*What to do*.
Scan the records for the word "Virtual". Copy each line that includes it.

■ ■ ■ ■ ■ ■ ■

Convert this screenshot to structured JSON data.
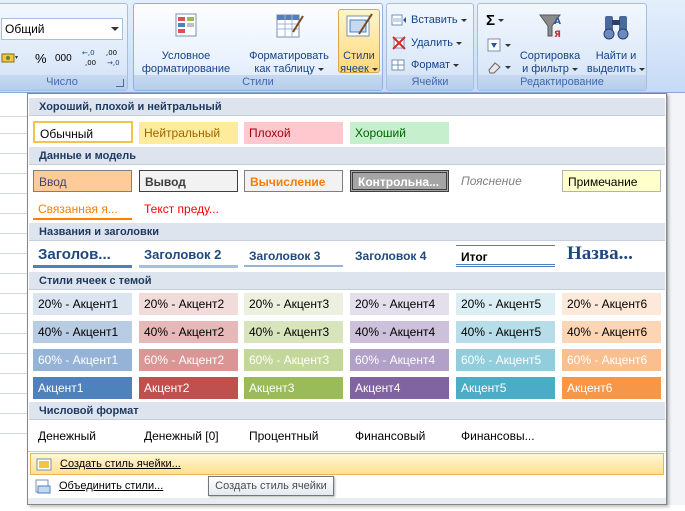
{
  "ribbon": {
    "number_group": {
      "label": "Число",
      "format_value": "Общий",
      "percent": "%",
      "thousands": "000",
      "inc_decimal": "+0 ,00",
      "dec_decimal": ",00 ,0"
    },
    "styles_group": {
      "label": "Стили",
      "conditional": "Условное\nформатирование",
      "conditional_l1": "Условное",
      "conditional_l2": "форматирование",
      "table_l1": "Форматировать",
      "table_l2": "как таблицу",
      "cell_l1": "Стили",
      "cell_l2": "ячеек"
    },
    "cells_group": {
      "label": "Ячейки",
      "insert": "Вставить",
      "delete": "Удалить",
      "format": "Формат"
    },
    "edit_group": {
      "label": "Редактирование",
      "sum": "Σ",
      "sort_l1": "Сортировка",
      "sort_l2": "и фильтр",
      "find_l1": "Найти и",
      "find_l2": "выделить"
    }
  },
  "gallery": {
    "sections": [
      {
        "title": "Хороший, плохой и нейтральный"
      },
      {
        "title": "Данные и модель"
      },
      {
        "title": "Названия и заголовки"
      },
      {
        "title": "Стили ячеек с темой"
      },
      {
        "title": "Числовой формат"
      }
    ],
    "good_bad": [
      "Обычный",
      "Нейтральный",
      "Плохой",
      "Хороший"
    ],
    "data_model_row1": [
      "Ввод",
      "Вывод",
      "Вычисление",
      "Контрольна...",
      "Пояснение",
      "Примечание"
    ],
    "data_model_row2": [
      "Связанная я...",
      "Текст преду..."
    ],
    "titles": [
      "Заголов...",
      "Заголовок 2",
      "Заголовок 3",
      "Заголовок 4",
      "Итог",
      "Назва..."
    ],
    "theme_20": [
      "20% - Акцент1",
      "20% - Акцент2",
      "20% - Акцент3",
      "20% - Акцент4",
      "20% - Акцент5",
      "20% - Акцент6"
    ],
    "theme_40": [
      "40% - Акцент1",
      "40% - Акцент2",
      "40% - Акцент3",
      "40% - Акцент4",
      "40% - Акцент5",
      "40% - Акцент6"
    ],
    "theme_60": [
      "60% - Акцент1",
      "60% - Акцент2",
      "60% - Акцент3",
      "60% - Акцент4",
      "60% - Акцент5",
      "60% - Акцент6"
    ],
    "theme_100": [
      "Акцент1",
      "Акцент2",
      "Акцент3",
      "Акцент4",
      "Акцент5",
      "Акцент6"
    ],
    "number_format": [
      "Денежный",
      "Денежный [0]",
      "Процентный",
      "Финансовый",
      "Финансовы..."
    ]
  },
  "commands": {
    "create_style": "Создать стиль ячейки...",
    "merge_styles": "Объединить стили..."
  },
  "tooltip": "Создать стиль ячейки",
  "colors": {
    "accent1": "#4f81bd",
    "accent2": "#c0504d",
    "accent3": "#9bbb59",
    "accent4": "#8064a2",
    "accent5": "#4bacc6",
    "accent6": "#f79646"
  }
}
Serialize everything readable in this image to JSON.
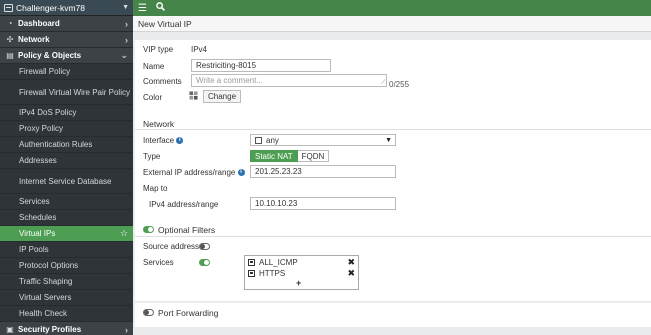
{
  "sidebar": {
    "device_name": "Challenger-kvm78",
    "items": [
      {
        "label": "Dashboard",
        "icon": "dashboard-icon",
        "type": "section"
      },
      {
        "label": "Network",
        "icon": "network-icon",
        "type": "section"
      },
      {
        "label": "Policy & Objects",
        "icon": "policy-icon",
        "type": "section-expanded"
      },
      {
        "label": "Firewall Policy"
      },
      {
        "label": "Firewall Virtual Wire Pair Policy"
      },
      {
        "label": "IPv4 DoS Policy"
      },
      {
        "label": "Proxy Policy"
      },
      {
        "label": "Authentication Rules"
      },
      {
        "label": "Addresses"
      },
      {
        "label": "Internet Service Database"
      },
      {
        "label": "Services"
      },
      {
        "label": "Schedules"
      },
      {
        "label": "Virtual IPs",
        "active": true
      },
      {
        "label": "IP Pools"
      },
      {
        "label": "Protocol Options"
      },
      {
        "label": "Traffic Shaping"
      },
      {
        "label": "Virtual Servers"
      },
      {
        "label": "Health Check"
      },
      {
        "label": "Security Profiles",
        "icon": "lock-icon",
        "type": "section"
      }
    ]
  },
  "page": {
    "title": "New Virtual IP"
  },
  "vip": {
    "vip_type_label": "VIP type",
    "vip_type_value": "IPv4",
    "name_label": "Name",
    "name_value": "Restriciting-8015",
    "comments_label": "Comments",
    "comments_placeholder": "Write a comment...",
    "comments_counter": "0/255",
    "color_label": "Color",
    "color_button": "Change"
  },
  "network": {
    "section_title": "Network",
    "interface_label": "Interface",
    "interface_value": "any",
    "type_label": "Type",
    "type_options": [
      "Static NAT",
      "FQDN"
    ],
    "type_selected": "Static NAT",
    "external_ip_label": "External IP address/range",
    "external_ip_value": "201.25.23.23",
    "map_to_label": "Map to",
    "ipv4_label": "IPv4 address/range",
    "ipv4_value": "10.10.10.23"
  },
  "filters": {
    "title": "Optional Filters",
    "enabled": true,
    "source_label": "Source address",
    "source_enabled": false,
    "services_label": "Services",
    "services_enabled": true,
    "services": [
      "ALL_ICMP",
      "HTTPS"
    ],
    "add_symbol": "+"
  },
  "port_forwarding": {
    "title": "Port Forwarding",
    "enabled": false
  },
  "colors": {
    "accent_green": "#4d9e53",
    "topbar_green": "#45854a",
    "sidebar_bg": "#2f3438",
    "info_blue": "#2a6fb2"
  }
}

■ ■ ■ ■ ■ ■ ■

*Answer area*.
        "label": "Firewall Virtual Wire Pair Policy"
        "label": "Virtual IPs",
        "label": "Virtual Servers"
    "title": "New Virtual IP"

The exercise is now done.